Such arrangements — particularly those involving individual companies partnering with individual academic institutions hoping to bolster their bottom line through e-learning platforms — have received an equal share of praise for helping retail workers receive education benefits and criticism for providing limited education options at the encouragement of for-profit enterprises.

Peet’s said the Peetnik Pathway program will be available only to benefits-eligible part-time and full-time employees, and that this will apply to “many” of the approximately 5,000 Peet’s employees across some 270 U.S. stores. An announcement yesterday from the Oregon State University news service was sparse on financial details, saying only that Peet’s will reimburse each eligible employee up to $5,250 in qualified tuition and fees annually, “with federal financial aid and any applicable scholarships also contributing to reduce student costs.” The company added that Peetniks could potentially pay as little as $15 per credit per academic term through the program.

“Peet’s Coffee is committed to making significant investments in our employees through competitive wages, generous 401k plans, affordable health care, and many other benefits that build lasting careers,” Peet’s Coffee Senior Vice President of People and Culture Jane Marvin said in the OSU announcement. “We’re proud to unveil the Peetnik Pathway to College Program in collaboration with Oregon State University to further that commitment by providing education assistance and only the highest-quality learning experiences to our Peetniks.”

No offense to the Oregon State University Ecampus, but some higher-education institutions may take exception to Marvin’s characterization of “only the highest-quality learning experiences.” In fact, quality of education and rate of graduation are two of the most common criticisms of these types of limited-partner tuition reimbursement schemes.

Additionally, research has shown clear financial benefits to companies engaging in these arrangements, with each dollar going toward tuition payments being outweighed by dollars saved through reductions in employee turnover and staffing. An article entitled “The Real Reason Employers Are Helping Workers Pay for College” published by Time’s Money Magazine shed some light on the phenomenon last year.

Here’s a section from that piece on ways in which these tuition reimbursement partnerships can be mutually beneficial to both providers, with perhaps less regard for the quality of education for the employees involved.

Unlike conventional tuition-reimbursement benefits, which many companies eliminated during the recession, the new programs increasingly limit students to taking courses from specific providers—often for-profit and online universities and colleges with poor graduation rates.

And more:

Lowering the price to employers even further is the fact that many companies also now require their employees to apply for federal financial aid before the education benefits kick in, meaning taxpayers are helping underwrite these corporate efforts.
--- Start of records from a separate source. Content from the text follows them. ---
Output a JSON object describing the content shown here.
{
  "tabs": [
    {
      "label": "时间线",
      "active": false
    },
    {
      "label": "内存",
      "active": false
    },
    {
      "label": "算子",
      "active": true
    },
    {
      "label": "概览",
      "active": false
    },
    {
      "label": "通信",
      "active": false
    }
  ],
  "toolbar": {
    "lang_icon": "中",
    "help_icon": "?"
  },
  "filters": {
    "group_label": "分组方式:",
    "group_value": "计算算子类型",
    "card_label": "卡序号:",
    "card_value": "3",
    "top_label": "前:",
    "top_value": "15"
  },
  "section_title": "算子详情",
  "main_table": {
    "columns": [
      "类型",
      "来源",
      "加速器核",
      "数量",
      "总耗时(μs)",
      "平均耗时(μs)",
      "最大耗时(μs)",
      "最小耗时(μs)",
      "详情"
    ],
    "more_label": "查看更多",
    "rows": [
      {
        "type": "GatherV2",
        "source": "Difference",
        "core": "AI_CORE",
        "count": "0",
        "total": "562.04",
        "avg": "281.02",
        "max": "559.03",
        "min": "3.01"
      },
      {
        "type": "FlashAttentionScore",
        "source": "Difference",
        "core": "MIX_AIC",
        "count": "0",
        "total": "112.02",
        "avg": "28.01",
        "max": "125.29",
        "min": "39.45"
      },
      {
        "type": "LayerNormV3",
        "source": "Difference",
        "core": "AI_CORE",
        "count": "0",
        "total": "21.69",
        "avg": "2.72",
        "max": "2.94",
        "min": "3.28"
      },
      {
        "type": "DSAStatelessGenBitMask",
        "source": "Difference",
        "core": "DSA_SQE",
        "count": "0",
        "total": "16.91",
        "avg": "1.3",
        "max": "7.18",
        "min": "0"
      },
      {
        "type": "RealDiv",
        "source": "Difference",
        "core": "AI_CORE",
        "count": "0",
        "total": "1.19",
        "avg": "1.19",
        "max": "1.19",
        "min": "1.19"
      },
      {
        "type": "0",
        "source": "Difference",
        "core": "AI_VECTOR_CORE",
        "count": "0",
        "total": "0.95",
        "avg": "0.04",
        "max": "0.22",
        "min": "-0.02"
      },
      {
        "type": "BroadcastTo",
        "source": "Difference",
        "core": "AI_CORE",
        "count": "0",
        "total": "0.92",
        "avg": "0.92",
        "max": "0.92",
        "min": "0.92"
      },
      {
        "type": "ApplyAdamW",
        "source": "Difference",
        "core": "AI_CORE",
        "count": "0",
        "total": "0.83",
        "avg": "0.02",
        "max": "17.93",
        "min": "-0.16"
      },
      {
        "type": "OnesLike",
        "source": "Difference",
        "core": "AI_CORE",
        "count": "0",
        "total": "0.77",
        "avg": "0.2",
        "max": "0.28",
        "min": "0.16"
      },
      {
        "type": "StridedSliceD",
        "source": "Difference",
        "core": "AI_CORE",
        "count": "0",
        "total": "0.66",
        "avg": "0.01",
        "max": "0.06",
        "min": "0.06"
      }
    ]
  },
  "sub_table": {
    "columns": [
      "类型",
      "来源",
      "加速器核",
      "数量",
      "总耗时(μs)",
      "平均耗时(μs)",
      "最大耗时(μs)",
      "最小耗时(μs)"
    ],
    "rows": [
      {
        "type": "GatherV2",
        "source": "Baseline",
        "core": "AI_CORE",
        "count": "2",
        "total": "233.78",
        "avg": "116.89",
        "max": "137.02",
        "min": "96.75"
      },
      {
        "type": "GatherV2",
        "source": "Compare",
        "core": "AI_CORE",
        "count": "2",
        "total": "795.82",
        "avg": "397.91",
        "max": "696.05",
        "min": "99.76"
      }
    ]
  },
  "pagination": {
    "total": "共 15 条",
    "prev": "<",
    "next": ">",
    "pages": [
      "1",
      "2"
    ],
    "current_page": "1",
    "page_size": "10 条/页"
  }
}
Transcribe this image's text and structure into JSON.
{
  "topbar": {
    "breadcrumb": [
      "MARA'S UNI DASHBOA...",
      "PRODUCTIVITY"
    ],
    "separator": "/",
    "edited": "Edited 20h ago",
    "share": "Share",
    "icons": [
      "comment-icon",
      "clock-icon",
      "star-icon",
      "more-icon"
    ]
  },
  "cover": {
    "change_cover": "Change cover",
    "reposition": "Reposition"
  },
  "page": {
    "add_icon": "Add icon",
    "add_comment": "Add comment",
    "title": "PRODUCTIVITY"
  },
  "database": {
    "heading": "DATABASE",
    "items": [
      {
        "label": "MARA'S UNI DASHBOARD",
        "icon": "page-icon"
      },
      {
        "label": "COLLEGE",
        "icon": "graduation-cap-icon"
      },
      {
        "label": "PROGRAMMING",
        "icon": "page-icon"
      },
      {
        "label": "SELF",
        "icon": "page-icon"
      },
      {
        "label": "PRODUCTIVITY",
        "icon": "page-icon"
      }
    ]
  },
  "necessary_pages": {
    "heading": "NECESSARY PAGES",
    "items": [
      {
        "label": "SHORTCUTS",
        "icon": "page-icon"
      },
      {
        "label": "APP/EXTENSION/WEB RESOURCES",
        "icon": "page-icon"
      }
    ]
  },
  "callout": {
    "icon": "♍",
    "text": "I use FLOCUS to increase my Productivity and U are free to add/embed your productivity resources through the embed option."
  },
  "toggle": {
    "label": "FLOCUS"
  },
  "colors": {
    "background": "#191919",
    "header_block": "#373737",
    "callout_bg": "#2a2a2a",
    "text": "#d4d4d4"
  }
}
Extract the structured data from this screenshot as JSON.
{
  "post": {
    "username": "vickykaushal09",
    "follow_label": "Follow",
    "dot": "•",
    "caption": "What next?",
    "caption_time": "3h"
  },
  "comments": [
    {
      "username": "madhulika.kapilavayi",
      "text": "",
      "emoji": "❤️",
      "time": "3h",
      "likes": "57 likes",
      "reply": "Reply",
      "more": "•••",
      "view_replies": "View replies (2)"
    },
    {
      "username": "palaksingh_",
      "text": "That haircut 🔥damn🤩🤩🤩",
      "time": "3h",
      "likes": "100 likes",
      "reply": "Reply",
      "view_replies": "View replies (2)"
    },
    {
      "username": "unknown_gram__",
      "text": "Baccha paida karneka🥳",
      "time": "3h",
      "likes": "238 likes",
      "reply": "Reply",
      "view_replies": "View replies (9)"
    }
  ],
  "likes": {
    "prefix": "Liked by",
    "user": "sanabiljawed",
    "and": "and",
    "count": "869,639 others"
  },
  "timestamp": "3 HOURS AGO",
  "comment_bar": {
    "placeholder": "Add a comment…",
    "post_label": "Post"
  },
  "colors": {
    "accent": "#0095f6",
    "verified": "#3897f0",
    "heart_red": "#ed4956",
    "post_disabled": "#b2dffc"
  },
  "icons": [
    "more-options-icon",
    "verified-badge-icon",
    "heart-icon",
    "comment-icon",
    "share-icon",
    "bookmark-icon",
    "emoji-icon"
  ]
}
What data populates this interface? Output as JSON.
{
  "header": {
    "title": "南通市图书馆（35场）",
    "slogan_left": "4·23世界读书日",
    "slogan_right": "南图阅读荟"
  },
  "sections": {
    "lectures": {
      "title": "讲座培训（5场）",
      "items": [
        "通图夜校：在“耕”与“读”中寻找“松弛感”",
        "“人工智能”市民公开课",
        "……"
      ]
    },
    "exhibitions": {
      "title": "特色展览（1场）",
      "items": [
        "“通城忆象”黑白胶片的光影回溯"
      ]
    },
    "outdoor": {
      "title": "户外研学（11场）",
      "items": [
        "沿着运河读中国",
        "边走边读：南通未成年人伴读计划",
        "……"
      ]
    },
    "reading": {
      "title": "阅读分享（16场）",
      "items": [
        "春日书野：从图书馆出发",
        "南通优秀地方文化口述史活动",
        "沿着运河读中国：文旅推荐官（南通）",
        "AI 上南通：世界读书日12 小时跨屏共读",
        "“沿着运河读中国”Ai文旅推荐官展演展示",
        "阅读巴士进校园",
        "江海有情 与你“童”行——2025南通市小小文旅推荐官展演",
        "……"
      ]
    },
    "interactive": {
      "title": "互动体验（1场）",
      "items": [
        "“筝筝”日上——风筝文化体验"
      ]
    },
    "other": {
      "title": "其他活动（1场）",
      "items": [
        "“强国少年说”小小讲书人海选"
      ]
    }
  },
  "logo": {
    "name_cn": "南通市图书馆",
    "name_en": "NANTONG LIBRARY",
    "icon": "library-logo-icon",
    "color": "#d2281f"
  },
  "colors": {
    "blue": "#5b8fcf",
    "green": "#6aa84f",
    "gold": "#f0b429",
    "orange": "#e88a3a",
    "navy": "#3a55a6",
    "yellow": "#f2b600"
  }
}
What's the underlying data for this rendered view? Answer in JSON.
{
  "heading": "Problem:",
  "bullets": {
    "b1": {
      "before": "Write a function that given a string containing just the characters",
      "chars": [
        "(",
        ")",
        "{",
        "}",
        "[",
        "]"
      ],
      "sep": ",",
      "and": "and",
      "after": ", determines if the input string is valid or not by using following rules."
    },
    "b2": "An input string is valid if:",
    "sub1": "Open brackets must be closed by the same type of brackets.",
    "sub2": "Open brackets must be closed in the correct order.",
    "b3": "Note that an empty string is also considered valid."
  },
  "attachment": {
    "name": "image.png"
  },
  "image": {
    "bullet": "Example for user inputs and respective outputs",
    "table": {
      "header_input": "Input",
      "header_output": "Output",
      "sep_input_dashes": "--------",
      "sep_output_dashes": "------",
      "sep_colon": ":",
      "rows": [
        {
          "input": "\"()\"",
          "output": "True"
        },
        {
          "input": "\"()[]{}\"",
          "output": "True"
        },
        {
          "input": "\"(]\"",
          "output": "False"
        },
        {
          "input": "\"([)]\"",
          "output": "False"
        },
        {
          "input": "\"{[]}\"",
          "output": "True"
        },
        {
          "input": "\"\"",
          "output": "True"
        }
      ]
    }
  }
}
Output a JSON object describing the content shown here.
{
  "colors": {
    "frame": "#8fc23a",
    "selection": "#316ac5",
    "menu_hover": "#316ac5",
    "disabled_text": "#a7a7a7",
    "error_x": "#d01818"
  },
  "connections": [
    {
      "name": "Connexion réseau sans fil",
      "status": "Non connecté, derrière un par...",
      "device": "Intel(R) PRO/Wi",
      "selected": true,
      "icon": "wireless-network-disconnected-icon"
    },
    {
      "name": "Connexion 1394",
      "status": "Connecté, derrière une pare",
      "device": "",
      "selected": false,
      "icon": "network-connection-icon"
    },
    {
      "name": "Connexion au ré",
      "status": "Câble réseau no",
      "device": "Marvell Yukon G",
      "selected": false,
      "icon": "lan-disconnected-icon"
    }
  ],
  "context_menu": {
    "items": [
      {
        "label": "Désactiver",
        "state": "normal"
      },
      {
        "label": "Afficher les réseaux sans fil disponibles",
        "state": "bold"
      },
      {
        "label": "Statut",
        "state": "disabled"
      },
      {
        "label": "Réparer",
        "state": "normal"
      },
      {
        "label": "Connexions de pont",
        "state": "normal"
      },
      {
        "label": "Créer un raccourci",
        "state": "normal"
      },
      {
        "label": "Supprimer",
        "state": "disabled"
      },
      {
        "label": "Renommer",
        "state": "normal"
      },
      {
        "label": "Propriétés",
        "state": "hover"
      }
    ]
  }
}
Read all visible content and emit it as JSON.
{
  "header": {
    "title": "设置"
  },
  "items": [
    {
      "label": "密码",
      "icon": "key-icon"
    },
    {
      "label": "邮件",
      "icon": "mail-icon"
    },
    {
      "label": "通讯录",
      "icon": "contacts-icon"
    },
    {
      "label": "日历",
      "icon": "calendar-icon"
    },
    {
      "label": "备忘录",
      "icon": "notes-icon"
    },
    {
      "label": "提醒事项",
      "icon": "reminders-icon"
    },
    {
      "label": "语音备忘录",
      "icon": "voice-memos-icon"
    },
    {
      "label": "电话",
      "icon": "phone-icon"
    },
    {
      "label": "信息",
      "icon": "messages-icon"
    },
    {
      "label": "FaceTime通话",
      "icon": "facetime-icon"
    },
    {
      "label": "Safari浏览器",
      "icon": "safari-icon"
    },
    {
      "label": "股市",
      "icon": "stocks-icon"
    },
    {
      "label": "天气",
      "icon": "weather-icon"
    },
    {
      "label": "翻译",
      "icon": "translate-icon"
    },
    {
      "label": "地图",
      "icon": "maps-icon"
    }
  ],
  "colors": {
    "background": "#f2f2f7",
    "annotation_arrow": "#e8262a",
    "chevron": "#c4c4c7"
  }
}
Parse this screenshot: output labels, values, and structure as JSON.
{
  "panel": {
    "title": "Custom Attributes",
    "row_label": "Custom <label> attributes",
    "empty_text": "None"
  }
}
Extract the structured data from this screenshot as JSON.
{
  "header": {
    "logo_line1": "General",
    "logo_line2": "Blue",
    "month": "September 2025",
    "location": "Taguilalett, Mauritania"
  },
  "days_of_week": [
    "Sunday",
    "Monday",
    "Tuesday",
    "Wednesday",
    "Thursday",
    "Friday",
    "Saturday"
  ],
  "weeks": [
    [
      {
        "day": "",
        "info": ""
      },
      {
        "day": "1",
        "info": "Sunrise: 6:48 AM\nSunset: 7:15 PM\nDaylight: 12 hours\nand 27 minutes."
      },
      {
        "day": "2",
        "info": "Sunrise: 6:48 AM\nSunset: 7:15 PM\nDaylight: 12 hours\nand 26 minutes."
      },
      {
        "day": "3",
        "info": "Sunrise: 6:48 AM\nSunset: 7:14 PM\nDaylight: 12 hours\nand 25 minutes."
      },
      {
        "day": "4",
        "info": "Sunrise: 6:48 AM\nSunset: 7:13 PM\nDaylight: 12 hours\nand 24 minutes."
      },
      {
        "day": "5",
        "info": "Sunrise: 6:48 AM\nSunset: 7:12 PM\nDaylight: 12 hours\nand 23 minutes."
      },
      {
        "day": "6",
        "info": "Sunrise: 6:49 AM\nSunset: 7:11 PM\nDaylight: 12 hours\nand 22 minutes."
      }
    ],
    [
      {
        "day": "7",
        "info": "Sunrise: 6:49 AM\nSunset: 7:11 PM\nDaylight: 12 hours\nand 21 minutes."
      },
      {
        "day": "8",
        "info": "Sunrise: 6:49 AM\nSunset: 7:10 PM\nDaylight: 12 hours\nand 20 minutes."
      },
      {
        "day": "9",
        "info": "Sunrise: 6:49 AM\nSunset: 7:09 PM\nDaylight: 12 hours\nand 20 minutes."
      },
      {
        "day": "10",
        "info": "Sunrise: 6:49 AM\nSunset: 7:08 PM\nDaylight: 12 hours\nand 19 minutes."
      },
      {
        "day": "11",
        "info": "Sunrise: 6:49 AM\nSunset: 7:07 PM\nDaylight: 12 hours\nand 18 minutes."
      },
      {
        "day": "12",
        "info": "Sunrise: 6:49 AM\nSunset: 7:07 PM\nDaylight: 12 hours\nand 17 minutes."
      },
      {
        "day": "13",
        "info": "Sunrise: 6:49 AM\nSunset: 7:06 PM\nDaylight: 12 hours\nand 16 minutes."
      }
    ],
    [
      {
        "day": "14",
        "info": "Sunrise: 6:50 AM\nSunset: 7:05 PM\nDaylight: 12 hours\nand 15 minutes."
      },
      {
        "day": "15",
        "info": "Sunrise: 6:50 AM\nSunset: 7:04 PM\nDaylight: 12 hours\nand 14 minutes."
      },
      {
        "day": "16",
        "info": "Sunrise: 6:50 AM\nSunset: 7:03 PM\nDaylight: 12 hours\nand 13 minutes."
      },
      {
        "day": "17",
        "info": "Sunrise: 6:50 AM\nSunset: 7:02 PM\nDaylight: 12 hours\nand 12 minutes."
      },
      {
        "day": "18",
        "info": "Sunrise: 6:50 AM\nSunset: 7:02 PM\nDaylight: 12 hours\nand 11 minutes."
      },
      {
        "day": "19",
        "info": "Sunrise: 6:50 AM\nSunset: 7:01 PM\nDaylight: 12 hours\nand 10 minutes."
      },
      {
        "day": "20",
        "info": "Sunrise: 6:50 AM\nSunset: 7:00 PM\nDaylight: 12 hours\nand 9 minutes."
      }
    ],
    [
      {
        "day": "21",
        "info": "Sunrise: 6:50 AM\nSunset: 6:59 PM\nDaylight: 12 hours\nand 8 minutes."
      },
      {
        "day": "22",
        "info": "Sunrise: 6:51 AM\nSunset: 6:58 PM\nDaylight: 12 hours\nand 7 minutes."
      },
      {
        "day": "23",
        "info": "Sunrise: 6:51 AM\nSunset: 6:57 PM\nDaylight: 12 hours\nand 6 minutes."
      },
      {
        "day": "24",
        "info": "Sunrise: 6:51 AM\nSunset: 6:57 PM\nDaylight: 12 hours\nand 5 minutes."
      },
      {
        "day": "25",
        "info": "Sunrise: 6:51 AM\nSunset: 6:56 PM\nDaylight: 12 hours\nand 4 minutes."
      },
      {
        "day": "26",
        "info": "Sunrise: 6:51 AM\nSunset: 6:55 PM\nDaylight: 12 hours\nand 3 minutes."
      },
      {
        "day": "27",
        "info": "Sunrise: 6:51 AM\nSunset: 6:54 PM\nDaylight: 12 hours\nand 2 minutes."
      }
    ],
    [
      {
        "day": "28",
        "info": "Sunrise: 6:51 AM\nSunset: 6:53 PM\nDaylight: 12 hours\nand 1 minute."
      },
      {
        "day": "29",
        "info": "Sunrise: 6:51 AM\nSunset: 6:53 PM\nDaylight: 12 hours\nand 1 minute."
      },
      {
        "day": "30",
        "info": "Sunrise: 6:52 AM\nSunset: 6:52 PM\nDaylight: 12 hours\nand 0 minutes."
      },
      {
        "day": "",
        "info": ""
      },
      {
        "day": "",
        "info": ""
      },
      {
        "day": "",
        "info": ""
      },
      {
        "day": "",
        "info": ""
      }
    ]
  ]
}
And the portion that the companies do supply is largely tax-deductible.

However, the same research cited above — which explored the payoff for tuition reimbursement on the part of the health insurance company Cigna — found that there was tangible benefit to employees, too, with participants 10 percent more likely to be promoted than their non-participating employees, and increases in wages over a three-year period.